What is a Lottery?


What is a Lottery? A lottery is a game where you play a specific number of tickets and if all of them are drawn, you will win a prize in a lump sum. Lotteries are distributed by lot or chance, and they are run by private entities. The payout is determined by a commission. There are a few different types of Lottery games, and this article will cover the basics of each.

Lotteries are distributed by lot or chance

The process of distributing prizes and money by lot or chance is called a lottery. Lotteries are a form of gambling and involve a pool of tickets, each with a unique number. These tickets are bought by people and are distributed by lot or chance. There is a high degree of chance involved in a lottery. People who play a lottery will win either the prize or nothing at all, but it is important to remember that a winning ticket is not a guarantee of winning.

They are regulated by a commission

If you’ve played a lottery, you know that it’s regulated by a commission. But, did you know that state lottery commissions are required to perform criminal background checks on anyone they hire? That means the proceeds of lottery games are not going to education. In fact, lottery laws in several states have been criticized for not protecting children and preventing organized gambling. So, how do state lottery commissions protect the interests of players?

They pay prizes by lump sum

Lottery winners have two options when it comes to receiving their prize: they can choose to take a lump sum or an annuity that will be paid over twenty to forty years. For example, if you win the Powerball lottery, you can choose to take an annuity, which will pay you $33,333 every year for thirty years. These payments are subject to income tax, so you’ll end up receiving less money in 30 years than you’ll have in 20 years. However, if you have no intention of retiring early, you can choose to take the lump sum payment option.

They are owned by private entities

While the majority of lottery funds go to winners, retailers also earn money. They may receive a bonus for selling a jackpot-winning ticket or commission for selling tickets. But only 5% of lottery funds go to lottery retailers. The rest goes to lottery administration costs, including advertising, staff salaries, legal fees, and ticket printing. The government owns lotteries in most states, but there are some cases where private entities have taken advantage of government officials.

They are administered by state police

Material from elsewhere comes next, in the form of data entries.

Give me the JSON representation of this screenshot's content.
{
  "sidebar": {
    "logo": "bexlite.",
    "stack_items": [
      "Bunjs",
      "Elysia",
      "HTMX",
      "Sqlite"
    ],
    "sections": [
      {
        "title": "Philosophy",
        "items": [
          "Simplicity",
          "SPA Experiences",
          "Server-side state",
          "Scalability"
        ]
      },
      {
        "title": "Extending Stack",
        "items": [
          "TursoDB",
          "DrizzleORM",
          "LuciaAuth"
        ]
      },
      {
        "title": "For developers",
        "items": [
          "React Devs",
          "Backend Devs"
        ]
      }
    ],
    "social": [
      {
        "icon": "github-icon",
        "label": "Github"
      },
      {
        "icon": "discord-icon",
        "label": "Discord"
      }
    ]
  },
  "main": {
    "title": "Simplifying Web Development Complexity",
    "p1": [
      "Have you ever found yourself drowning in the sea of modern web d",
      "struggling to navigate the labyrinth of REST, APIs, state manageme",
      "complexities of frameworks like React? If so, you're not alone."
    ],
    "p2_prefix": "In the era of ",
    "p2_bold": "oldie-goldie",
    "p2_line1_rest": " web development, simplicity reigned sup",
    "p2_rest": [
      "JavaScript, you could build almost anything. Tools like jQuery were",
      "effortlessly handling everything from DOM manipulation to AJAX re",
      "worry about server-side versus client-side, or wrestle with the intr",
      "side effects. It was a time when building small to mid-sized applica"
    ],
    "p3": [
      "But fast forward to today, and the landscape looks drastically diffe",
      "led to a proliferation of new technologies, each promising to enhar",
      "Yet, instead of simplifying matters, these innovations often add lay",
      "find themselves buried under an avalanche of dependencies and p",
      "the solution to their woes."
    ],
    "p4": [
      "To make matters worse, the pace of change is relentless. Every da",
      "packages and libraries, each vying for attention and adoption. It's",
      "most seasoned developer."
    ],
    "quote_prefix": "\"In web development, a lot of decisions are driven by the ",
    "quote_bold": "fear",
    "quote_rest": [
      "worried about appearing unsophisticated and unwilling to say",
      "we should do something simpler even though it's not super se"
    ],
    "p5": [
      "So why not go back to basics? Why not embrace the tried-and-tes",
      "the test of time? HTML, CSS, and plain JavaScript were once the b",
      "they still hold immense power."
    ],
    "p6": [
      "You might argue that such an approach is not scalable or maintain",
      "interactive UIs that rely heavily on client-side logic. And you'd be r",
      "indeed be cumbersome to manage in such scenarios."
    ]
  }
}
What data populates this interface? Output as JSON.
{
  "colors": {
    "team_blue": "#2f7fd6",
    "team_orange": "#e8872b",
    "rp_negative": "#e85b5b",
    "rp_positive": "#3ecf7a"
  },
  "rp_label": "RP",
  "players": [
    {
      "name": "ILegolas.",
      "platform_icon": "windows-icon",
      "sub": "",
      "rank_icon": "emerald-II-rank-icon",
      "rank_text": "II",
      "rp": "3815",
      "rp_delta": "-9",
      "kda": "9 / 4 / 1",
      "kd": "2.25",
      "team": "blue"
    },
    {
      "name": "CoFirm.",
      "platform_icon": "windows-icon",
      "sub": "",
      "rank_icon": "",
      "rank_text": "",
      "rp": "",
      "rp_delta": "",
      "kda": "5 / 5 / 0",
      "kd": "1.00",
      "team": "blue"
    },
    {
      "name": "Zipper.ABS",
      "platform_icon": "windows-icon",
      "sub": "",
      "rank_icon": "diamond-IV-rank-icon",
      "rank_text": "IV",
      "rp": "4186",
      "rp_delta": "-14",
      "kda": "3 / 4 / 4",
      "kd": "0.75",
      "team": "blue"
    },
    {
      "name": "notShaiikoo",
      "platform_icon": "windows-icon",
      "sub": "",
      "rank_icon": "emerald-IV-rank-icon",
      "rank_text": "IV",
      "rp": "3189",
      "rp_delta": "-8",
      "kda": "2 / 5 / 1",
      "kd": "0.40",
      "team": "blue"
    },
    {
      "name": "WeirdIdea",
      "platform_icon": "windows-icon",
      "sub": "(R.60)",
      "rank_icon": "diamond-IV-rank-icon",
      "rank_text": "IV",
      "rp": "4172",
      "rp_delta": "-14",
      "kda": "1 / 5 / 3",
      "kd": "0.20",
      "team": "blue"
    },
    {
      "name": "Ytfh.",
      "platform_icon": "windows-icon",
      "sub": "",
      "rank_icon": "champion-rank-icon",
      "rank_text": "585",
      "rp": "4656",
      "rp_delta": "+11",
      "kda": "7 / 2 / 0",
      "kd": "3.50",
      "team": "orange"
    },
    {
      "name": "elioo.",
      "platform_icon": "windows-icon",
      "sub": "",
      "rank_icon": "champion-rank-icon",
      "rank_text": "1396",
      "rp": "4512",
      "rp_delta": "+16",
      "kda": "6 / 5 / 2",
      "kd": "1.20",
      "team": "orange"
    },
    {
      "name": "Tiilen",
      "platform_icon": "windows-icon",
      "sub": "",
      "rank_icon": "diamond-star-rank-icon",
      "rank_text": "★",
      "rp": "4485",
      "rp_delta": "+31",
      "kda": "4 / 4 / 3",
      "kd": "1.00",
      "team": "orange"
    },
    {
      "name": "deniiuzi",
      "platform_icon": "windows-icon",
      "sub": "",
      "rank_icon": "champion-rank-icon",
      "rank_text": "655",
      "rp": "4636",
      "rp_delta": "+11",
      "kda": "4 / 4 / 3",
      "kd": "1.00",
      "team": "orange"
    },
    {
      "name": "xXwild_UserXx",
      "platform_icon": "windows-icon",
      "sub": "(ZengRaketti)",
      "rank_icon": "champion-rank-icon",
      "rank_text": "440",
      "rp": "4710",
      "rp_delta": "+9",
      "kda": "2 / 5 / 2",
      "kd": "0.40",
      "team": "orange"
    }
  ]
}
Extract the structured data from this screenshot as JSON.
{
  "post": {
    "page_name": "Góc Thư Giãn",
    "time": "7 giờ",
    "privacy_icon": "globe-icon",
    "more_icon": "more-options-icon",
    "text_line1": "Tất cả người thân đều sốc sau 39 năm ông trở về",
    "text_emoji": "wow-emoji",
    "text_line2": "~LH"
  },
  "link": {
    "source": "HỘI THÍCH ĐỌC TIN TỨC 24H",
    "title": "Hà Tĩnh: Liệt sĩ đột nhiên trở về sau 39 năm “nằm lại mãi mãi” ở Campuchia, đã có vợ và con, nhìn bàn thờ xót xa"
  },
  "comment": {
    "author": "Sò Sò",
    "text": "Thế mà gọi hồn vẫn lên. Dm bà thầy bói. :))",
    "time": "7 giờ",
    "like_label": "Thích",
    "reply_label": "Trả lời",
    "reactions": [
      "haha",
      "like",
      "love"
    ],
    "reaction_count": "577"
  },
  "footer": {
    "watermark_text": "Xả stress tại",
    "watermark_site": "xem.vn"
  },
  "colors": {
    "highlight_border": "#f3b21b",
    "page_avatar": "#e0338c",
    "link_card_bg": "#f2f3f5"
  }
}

The lottery is an entity that is governed by law. The lottery commission is responsible for the administration and collection of winnings. The commission may employ a private manager to run the lottery. The private manager may be reimbursed for services, receive a fee for those services, or receive a performance-based bonus. The private manager may hire employees from the Department or from private businesses. All employees will work under the same rules and procedures and employment policies.